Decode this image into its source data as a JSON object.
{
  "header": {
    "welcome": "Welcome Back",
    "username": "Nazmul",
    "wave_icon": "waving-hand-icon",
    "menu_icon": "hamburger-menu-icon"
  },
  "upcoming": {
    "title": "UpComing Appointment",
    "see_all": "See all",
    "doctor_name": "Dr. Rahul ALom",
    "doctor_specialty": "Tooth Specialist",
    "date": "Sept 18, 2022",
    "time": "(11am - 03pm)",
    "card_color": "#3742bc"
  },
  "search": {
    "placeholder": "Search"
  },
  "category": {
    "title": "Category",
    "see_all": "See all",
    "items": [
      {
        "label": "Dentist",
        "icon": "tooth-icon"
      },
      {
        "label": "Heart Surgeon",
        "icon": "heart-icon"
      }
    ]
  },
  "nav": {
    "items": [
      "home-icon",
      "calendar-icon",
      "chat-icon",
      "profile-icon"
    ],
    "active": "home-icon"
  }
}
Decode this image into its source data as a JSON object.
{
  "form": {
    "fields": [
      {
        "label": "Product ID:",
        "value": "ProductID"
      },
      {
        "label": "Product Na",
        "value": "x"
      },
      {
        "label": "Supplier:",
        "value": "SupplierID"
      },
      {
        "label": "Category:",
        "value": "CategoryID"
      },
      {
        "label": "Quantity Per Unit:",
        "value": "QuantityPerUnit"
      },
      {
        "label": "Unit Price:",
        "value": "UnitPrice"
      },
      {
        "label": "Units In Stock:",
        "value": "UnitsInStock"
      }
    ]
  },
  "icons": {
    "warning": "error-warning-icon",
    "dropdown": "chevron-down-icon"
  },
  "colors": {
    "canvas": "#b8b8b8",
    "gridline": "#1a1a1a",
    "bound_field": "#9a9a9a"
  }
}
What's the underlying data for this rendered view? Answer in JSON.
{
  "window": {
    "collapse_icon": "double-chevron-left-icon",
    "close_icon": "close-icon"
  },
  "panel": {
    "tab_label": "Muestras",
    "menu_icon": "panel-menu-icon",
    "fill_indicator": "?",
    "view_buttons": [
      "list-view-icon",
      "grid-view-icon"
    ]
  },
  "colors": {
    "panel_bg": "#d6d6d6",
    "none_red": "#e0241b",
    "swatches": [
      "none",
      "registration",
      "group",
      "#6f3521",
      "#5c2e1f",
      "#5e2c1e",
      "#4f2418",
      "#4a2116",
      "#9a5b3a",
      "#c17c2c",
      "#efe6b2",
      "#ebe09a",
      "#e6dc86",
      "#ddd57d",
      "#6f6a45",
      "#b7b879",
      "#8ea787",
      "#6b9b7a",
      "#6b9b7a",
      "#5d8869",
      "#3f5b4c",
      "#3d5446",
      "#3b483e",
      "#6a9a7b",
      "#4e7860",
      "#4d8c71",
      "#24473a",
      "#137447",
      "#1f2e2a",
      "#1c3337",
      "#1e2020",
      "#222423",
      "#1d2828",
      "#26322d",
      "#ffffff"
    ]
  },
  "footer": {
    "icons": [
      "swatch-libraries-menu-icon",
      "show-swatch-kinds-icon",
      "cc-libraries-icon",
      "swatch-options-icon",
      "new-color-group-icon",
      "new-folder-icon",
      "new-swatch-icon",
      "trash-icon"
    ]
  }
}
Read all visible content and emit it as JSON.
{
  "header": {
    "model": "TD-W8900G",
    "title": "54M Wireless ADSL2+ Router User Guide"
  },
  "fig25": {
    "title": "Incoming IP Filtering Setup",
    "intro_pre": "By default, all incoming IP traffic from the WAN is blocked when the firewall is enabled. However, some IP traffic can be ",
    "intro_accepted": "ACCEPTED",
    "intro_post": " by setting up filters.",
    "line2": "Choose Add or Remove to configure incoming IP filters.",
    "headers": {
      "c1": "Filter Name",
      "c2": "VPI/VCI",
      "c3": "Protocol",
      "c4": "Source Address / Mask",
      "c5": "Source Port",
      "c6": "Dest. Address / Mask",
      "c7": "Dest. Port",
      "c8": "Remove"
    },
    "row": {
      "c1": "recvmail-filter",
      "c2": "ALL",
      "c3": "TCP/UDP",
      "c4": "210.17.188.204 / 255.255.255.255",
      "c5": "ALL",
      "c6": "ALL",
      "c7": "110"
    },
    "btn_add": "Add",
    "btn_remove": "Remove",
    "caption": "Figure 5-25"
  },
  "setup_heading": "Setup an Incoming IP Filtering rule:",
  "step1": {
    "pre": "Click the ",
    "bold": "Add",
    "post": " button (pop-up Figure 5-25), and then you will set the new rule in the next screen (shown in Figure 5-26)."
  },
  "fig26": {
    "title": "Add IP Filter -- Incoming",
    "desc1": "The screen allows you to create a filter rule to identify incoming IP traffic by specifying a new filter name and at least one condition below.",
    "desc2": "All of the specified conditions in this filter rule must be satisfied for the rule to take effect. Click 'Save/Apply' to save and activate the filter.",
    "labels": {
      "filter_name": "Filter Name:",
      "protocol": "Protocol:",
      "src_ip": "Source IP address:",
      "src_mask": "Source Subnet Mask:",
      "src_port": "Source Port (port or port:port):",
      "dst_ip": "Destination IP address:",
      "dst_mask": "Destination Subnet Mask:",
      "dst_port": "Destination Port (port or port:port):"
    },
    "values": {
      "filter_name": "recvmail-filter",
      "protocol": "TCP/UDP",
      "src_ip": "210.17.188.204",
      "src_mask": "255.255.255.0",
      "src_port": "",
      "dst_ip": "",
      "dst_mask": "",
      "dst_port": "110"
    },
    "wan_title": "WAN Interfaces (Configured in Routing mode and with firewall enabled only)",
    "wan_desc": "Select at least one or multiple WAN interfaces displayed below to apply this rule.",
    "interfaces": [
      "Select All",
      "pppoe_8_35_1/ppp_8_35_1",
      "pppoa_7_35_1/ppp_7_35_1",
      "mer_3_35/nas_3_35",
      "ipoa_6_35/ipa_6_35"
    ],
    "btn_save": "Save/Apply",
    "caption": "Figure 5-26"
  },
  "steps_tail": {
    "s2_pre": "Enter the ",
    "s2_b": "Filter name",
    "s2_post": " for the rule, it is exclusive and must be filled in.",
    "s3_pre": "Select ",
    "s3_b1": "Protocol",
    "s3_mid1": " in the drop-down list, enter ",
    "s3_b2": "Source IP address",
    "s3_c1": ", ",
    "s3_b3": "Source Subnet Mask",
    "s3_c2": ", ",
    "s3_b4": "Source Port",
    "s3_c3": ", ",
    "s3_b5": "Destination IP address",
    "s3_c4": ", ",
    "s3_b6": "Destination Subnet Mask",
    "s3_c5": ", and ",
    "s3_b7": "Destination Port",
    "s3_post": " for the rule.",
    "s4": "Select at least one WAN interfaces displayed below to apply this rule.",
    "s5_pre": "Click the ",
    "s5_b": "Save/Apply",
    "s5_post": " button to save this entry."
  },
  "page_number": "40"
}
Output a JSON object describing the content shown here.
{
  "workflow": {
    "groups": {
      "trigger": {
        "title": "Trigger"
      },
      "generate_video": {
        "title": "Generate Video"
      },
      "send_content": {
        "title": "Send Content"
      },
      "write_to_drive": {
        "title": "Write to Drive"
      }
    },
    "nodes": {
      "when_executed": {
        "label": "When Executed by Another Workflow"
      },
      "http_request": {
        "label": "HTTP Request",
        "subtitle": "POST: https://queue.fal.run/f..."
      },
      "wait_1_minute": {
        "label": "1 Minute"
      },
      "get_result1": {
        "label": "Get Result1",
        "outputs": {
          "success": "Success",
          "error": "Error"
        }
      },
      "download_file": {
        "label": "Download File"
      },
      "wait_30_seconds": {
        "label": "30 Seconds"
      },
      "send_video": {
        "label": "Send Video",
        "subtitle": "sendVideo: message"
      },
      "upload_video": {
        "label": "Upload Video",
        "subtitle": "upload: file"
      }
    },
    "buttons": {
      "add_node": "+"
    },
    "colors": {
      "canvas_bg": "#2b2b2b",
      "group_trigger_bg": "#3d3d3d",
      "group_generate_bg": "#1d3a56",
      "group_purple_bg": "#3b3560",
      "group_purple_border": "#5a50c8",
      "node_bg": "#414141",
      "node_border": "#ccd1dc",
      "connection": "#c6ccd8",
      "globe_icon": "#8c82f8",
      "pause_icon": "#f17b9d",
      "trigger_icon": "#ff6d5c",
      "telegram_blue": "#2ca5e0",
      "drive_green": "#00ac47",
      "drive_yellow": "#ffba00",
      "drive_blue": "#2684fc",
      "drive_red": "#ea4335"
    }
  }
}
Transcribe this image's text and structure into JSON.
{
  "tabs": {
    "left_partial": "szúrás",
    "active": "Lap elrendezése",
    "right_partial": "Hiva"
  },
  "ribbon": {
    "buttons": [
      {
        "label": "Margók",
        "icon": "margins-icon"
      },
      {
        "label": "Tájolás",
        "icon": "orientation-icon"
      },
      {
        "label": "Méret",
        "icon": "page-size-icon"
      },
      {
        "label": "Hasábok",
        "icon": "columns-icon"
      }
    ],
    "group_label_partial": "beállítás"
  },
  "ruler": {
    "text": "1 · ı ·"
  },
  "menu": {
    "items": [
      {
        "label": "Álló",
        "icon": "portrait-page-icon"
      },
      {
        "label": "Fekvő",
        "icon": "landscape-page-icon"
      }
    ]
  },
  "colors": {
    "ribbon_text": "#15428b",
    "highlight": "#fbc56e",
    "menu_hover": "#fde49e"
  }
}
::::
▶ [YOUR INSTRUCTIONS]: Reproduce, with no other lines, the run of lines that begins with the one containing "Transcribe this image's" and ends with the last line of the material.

▶ [ANSWER SPACE]:
Transcribe this image's text and structure into JSON.
{
  "tabs": {
    "left_partial": "szúrás",
    "active": "Lap elrendezése",
    "right_partial": "Hiva"
  },
  "ribbon": {
    "buttons": [
      {
        "label": "Margók",
        "icon": "margins-icon"
      },
      {
        "label": "Tájolás",
        "icon": "orientation-icon"
      },
      {
        "label": "Méret",
        "icon": "page-size-icon"
      },
      {
        "label": "Hasábok",
        "icon": "columns-icon"
      }
    ],
    "group_label_partial": "beállítás"
  },
  "ruler": {
    "text": "1 · ı ·"
  },
  "menu": {
    "items": [
      {
        "label": "Álló",
        "icon": "portrait-page-icon"
      },
      {
        "label": "Fekvő",
        "icon": "landscape-page-icon"
      }
    ]
  },
  "colors": {
    "ribbon_text": "#15428b",
    "highlight": "#fbc56e",
    "menu_hover": "#fde49e"
  }
}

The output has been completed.